__Items from a data source__.
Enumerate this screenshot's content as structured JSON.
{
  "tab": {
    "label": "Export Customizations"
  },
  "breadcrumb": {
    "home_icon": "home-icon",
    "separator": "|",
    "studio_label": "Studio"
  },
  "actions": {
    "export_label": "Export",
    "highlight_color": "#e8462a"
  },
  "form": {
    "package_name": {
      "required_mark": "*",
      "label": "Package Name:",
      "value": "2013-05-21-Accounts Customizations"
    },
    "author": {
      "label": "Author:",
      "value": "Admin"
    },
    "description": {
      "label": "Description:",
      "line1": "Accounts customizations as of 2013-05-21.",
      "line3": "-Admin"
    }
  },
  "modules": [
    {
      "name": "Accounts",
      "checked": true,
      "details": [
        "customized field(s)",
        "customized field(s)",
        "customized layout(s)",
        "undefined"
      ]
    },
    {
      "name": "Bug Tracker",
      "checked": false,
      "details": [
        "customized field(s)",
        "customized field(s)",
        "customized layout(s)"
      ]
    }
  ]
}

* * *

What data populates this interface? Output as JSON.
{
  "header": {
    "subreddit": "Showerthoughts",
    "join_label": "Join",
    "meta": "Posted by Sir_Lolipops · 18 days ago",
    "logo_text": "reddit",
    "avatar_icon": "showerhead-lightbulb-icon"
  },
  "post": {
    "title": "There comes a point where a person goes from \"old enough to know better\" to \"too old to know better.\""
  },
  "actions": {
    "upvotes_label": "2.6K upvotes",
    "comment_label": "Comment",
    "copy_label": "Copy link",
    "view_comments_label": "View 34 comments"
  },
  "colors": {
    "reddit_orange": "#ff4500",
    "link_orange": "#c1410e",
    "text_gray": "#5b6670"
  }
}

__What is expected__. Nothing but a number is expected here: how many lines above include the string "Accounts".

__Answer below__. 3